In the face of climate change's severe impacts, various municipalities have begun taking action toward making their communities much more resilient to such changes. When considering certain prevention measures, it is important to note that while they may be hugely expensive to implement at first, their long-term benefits outweigh their initial costs. In fact, prevention measures such as hardening infrastructure and the construction of sea walls can actually save substantial amounts of money in the years to come. According to the National Climate Assessment, such measures can reduce coastal property damage from approximately $3.5 trillion down to $800 billion. However, such adaptation and mitigation measures will come at a cost. These projects will likely be funded through "resilience fees" or higher property taxes, which can be unexpected burdens to those communities most afflicted.

Rising Food Costs And Decreasing Variety


As global warming continues to take place, a trend towards increased food costs and a decrease in overall food variety is expected. According to the United States Department of Agriculture, food prices have increased at an annual rate of 2.6% over the past 20 years. One of the major factors behind such an increase is climate change, as increasing temperatures affect crop and livestock yields, thereby negatively impacting stability and food prices. Rising temperatures also result in an increased spread of pathogens, many of which are detrimental to plant health and may cause them to spoil.

Also of note is the nature of the global food industry, as a significant portion of the US' food commodities is shipped long distances. Extreme climate events in certain regions can cause shortages of a food item and a substantial increase in its price. Another matter of substantial concern is how our crops depend upon insects for pollination. Yet, due to global warming, it is estimated that a whopping 41% of insect species are at risk of extinction. By losing certain insect species, we risk losing the crop varieties these insects pollinate.

Travel Disruptions

Perhaps one of the most unforeseen repercussions of climate change is its effect on the flight of some aircraft. According to a 2015 study, the extreme heat associated with rising temperatures can alter airplanes' takeoff weight. The warmer the air is, the less dense it is and the more difficult it becomes for a plane to attain the necessary lift under its wings for flight. This is one of the reasons why long-distance flights from the Middle East are almost always conducted at night. With temperature rises across the US seeing no end in sight, it is increasingly possible that this same practice could be adopted for internal flights in the US. Another outcome may be that airlines might be forced to leave luggage behind or even bump passengers to ensure an acceptable weight for the flight.

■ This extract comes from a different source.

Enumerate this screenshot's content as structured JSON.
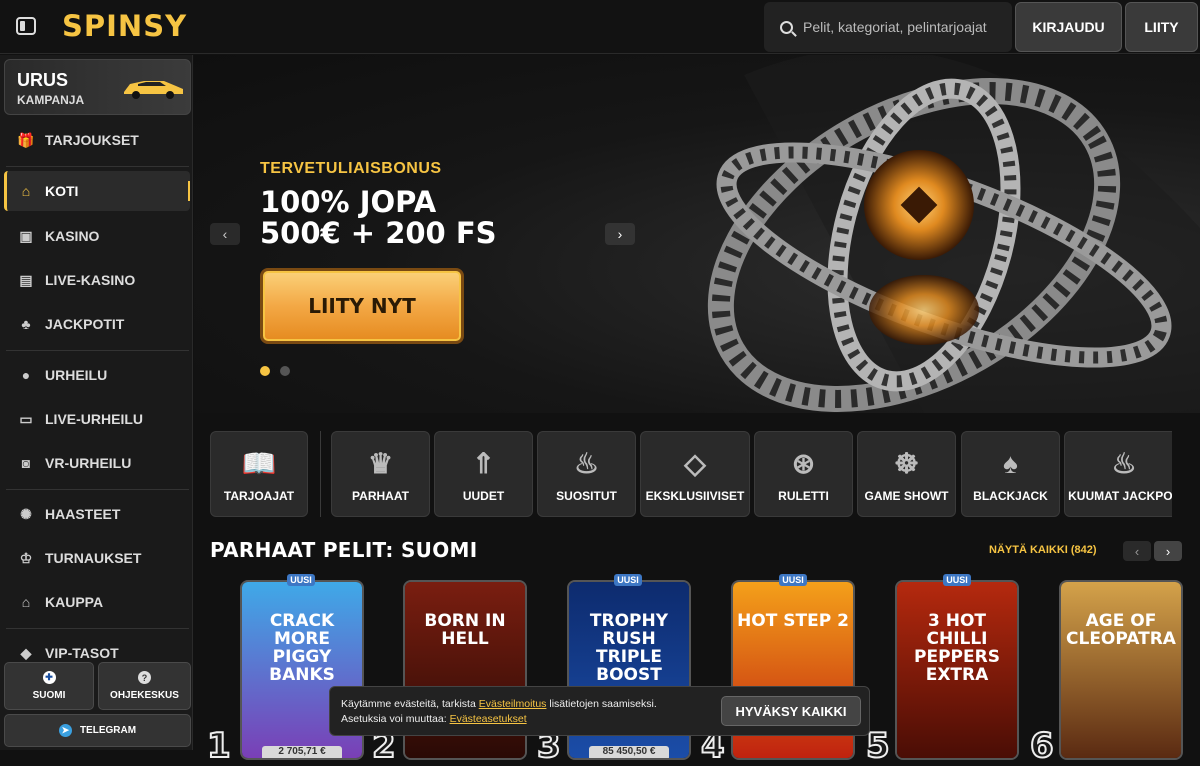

Air temperature is an important factor affecting the quality of a journey by an aeroplane. 

To add on, the previously mentioned risk of flooding can also significantly affect airports, as many are situated upon land at low elevation or close to the coast. Travel disruptions can also occur once in the air, as increasing temperatures can result in stronger winds that would subsequently cause more turbulence. As such, the recreational travel industry as a whole may be disrupted, especially since many of the most popular travel destinations are those that will be most acutely affected by climate change. These include destinations such as Hawaii and Florida's Miami Beach, the latter of which has been recently subjected to toxic algal blooms.

With such looming consequences on the horizon, climate change is an issue that must be given much more significant levels of attention. Although researchers across the globe have come to the consensus that we are past the point of fully reversing climate change, we still can mitigate its future effects and prepare for a much more harmonious existence with nature in the decades to come.


More in Nature